- SOURCE DATA
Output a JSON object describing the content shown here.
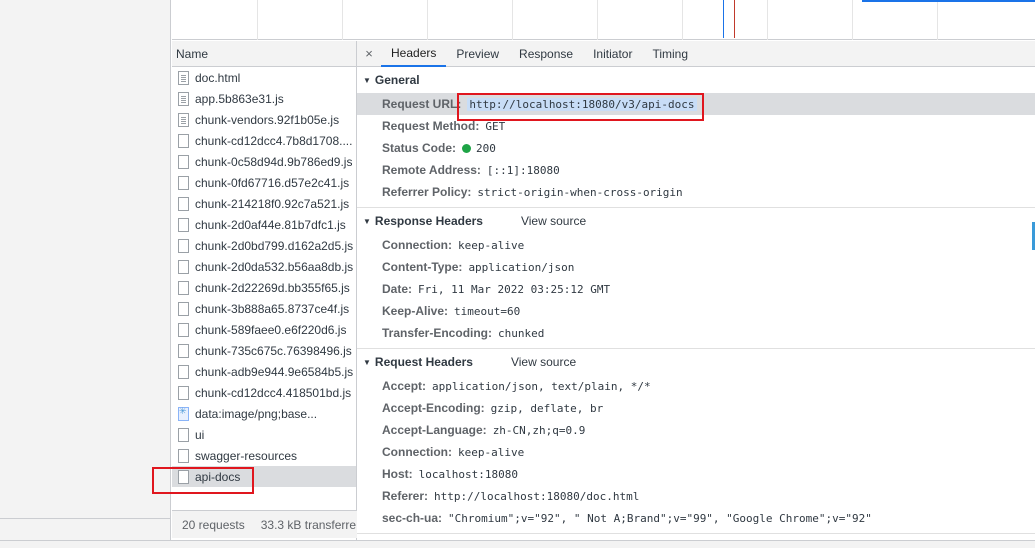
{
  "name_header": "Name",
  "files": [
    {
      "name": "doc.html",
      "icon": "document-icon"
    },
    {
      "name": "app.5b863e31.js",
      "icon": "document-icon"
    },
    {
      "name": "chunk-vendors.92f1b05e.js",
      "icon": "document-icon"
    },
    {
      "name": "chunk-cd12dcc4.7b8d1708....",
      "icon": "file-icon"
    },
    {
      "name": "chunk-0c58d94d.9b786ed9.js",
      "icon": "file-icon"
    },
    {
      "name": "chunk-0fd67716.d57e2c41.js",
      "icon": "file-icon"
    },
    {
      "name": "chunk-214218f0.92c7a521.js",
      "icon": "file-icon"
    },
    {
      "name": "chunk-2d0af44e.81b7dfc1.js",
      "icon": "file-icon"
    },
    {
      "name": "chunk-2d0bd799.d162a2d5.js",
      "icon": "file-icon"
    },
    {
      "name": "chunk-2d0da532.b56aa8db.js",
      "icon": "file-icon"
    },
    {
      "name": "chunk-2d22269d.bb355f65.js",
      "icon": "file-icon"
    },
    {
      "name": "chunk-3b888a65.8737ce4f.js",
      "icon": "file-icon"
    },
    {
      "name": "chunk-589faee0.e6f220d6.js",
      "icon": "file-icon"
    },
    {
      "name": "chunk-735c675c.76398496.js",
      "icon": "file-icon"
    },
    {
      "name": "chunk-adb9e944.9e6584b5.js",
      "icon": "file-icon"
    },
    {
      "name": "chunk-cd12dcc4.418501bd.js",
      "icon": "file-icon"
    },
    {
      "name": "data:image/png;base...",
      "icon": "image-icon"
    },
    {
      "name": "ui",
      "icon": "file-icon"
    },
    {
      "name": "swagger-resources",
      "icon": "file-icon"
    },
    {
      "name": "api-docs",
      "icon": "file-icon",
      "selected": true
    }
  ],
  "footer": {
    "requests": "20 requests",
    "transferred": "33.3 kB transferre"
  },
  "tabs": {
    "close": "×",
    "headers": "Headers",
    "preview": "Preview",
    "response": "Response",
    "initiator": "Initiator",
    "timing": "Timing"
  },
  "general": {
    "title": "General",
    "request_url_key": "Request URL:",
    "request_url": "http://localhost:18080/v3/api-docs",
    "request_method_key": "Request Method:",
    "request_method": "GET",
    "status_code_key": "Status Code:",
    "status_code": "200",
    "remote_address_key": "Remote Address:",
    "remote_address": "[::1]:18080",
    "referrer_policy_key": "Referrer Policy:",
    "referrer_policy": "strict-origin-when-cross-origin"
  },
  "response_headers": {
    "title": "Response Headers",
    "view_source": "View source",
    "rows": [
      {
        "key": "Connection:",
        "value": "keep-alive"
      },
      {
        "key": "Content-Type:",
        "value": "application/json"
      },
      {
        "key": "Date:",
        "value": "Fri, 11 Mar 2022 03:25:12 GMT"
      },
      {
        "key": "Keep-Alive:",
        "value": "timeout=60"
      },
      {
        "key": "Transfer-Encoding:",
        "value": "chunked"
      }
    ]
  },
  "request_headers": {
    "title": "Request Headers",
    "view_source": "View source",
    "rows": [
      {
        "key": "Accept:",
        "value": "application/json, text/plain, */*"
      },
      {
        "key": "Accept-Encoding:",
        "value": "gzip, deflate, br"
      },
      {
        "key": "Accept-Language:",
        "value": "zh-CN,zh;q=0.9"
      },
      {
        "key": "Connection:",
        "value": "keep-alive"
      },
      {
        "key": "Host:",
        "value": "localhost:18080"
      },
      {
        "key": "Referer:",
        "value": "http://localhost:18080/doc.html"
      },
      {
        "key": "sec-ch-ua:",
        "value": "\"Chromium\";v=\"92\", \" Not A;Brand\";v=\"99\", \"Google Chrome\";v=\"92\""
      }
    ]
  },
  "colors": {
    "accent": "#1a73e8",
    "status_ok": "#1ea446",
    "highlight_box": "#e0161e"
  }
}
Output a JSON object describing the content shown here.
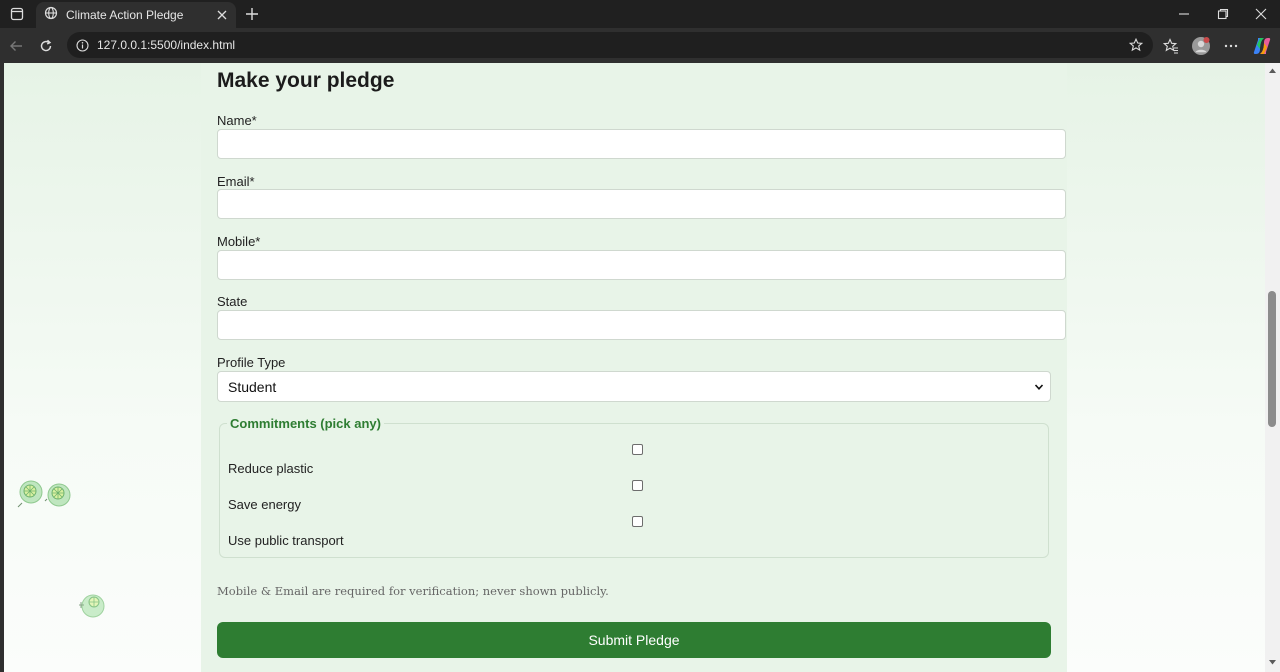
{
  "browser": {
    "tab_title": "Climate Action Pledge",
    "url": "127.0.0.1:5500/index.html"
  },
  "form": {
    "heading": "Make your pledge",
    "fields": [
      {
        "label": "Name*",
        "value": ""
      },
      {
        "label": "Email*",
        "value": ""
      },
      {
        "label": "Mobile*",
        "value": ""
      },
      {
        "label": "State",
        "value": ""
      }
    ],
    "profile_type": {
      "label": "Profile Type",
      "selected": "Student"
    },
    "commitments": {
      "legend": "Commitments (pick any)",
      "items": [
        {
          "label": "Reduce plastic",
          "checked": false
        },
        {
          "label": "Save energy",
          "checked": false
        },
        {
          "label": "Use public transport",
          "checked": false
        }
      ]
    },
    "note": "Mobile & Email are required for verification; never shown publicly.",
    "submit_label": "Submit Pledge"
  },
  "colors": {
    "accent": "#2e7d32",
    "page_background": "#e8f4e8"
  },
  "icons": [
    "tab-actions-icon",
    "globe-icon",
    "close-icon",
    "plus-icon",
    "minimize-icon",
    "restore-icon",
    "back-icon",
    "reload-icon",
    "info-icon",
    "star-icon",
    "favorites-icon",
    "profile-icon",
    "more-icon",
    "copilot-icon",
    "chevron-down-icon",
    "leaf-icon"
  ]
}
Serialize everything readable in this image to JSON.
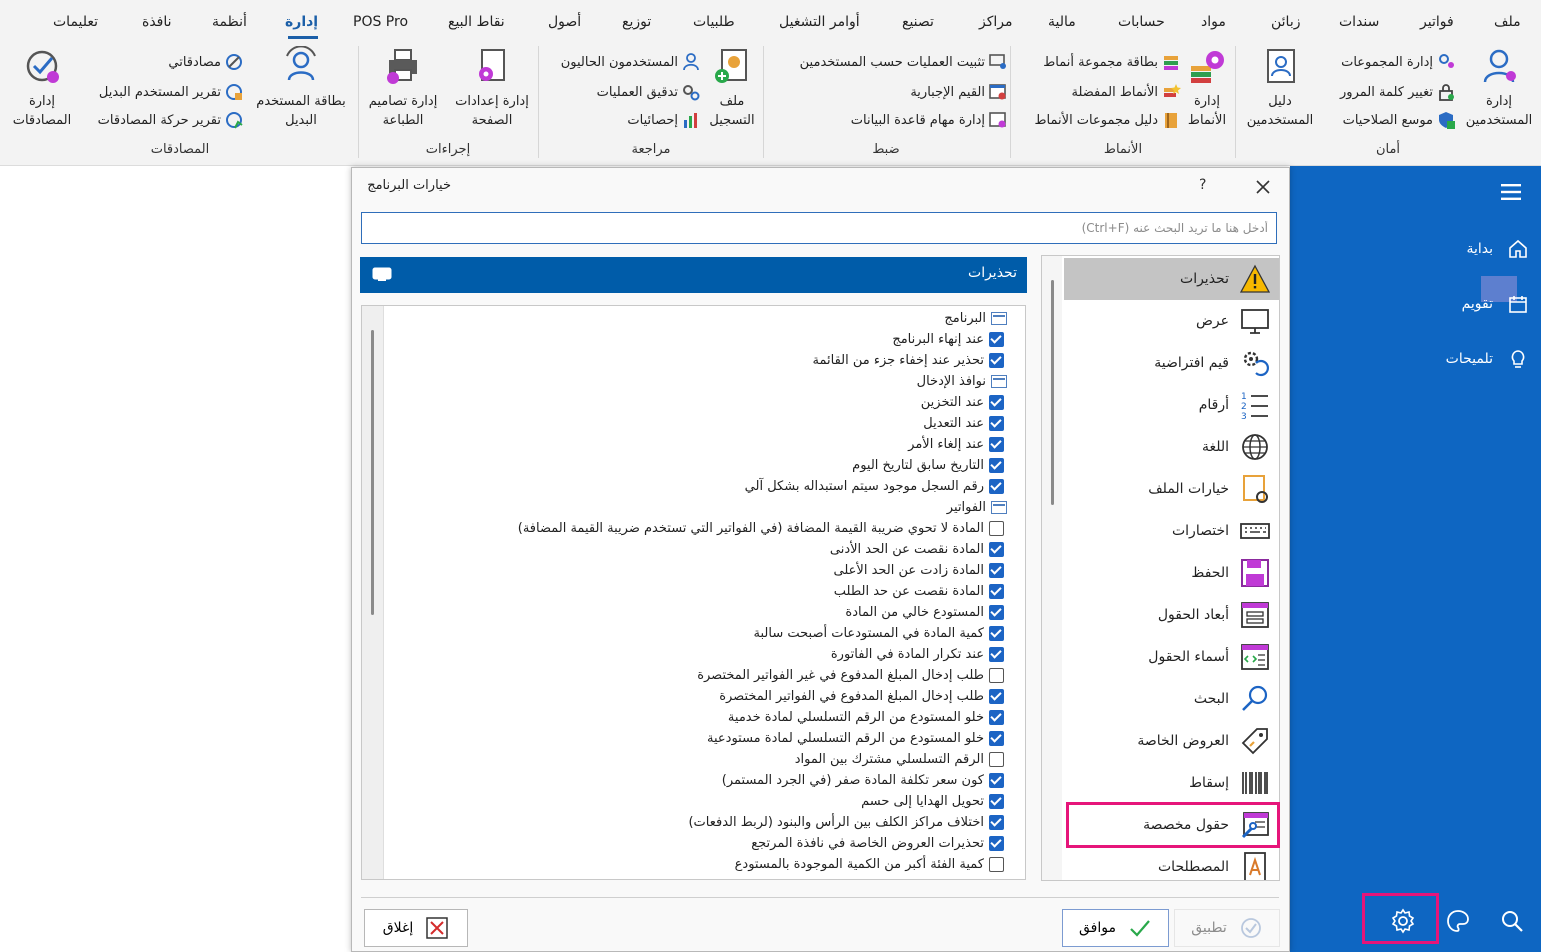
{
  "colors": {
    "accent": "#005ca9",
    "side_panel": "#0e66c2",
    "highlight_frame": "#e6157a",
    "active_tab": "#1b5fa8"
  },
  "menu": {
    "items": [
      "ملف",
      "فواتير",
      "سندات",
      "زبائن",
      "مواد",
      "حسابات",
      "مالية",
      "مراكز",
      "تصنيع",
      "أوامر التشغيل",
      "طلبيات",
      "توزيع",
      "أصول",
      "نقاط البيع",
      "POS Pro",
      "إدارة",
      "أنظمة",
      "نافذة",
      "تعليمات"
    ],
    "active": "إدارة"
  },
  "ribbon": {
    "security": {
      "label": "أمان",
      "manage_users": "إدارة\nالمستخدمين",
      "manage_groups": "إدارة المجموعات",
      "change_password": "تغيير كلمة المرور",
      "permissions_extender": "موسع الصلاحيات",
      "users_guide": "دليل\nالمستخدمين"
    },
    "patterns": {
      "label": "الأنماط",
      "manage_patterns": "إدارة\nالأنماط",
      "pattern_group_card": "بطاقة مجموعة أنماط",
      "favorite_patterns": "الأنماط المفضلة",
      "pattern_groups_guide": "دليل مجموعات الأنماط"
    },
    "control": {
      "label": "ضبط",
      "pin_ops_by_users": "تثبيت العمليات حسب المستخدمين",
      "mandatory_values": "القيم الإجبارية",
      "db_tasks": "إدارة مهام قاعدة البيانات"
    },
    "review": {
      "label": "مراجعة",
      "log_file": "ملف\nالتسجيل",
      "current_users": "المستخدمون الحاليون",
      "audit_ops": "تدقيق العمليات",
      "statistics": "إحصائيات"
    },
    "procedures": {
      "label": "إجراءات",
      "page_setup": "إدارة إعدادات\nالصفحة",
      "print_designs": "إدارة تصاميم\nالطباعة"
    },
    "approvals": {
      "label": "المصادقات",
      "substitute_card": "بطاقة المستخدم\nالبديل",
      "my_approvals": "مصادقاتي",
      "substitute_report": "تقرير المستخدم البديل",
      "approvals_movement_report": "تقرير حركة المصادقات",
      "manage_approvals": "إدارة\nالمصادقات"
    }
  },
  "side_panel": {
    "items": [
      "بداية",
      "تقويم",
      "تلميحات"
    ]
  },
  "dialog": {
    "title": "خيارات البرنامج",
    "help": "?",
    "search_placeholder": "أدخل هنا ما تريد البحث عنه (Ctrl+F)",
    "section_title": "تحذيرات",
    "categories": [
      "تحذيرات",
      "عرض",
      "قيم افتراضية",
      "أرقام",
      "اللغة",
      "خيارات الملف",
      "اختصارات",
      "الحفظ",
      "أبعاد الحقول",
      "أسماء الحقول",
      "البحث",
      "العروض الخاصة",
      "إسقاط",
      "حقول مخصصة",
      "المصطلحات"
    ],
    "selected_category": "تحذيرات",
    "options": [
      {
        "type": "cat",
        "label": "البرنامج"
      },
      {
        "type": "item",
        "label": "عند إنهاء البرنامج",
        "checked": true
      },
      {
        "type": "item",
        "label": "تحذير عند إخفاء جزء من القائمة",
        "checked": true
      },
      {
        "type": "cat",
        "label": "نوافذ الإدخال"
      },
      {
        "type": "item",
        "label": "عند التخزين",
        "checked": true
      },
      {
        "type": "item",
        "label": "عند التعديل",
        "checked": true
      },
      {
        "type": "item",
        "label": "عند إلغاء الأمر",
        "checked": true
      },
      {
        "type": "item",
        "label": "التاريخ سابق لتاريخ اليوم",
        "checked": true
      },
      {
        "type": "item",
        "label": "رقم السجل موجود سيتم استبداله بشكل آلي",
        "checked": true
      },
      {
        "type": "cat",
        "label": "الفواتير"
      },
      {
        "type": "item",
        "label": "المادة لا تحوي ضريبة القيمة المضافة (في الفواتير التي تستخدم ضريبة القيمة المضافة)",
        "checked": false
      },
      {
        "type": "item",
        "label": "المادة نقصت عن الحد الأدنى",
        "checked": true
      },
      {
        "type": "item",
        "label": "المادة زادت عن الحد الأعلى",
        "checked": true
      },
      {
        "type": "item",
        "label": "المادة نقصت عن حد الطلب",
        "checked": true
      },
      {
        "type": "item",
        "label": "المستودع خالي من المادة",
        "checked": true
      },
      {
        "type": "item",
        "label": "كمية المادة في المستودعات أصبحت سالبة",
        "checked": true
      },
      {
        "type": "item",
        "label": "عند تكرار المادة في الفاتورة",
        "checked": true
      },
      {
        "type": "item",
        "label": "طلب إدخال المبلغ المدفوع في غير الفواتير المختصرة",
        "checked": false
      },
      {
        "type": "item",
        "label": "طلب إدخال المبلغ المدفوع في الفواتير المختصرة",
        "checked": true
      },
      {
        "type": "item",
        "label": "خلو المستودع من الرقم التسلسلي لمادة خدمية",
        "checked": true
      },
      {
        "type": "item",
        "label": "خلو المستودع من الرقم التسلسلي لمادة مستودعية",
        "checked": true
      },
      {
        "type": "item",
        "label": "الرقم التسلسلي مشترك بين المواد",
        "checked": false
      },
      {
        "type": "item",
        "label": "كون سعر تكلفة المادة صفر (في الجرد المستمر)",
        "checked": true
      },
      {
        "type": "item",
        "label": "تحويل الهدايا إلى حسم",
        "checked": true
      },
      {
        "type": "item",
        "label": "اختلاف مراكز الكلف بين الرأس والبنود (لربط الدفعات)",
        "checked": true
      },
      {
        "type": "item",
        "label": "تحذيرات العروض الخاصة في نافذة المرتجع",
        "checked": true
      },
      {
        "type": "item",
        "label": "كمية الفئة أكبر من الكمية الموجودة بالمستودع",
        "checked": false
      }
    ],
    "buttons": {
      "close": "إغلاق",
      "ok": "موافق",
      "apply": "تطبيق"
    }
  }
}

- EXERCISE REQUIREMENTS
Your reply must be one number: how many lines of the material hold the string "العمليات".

- COMPLETED TASK
2